• _EXERCISE PROMPT_: Show the lines below that contain the string "value".

• _PROVIDED DATA_:
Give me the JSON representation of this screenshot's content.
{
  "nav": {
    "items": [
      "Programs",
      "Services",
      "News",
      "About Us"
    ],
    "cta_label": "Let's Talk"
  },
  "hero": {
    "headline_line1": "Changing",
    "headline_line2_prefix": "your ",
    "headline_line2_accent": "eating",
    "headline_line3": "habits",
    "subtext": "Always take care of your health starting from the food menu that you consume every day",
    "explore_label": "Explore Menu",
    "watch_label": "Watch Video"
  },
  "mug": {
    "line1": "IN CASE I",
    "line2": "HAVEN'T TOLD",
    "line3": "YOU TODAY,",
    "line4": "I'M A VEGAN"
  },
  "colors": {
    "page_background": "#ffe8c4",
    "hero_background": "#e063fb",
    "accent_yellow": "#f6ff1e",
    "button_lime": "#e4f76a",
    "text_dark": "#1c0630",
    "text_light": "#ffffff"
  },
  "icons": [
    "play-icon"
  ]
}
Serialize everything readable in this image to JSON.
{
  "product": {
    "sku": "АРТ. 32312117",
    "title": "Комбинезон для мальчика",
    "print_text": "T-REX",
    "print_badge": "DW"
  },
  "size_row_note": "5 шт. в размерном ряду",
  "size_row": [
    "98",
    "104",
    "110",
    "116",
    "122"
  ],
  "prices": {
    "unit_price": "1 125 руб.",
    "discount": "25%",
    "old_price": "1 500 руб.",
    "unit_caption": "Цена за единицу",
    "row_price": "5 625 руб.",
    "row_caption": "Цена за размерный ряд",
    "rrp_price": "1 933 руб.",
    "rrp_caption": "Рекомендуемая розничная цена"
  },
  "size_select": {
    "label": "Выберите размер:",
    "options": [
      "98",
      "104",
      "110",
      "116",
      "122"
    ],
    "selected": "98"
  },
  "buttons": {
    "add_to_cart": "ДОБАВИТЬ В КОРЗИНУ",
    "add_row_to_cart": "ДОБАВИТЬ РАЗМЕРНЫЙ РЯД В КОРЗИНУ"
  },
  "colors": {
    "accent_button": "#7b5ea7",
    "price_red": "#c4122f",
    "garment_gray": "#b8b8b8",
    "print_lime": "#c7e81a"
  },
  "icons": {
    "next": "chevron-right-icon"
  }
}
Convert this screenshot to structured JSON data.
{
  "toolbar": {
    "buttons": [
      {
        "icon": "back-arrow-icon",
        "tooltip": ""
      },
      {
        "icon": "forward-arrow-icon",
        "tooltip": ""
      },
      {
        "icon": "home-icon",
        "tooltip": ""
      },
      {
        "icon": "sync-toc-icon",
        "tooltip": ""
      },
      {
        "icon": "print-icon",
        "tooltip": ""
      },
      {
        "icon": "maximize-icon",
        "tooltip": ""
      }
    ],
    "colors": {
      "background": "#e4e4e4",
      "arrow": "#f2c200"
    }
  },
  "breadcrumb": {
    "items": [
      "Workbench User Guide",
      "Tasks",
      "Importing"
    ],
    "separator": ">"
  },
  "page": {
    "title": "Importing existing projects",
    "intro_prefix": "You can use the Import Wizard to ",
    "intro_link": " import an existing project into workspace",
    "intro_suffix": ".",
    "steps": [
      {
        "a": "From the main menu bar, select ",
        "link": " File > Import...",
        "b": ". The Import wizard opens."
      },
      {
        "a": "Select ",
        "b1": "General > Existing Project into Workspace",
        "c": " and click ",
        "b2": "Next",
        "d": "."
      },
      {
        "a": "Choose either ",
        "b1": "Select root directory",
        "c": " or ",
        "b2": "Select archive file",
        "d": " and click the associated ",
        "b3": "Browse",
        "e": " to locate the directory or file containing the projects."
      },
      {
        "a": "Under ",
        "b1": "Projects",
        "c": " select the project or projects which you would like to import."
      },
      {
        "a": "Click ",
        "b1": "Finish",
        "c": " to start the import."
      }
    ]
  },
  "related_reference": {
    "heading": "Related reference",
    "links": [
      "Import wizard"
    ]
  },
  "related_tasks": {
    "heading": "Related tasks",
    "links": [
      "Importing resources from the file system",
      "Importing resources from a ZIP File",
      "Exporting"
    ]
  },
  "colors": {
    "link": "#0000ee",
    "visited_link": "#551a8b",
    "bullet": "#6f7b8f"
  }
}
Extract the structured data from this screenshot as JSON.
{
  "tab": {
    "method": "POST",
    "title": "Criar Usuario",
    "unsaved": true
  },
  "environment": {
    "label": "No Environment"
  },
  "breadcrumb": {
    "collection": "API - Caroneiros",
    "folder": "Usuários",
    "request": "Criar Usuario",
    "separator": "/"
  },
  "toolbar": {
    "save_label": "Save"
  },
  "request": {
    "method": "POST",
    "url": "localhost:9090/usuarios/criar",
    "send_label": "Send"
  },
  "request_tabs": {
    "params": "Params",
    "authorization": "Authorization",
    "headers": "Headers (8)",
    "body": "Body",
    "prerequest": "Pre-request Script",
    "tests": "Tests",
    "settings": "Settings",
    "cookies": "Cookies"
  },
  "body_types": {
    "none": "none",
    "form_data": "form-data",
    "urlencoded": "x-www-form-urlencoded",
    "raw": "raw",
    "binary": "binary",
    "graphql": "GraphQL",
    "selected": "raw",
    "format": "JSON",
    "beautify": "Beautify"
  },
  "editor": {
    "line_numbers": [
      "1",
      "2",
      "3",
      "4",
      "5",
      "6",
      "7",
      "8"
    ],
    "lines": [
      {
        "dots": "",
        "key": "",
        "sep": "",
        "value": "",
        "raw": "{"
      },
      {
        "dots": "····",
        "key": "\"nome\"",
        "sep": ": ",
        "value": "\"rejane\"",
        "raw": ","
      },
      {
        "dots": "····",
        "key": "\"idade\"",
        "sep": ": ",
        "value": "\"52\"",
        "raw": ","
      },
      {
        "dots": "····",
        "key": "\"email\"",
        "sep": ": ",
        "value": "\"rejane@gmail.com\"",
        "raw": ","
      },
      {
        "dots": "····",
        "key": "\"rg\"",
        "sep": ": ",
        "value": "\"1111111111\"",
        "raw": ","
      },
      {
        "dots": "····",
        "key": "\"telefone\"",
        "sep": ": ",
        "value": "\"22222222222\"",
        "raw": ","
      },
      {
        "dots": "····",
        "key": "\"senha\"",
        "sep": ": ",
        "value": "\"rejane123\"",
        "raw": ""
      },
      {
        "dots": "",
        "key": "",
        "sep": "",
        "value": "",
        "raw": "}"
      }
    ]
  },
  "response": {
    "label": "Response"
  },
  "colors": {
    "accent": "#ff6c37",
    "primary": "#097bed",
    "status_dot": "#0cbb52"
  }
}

• _SOLUTION TO THIS PROBLEM_:
        "value": "",
        "value": "\"rejane\"",
        "value": "\"52\"",
        "value": "\"rejane@gmail.com\"",
        "value": "\"1111111111\"",
        "value": "\"22222222222\"",
        "value": "\"rejane123\"",
        "value": "",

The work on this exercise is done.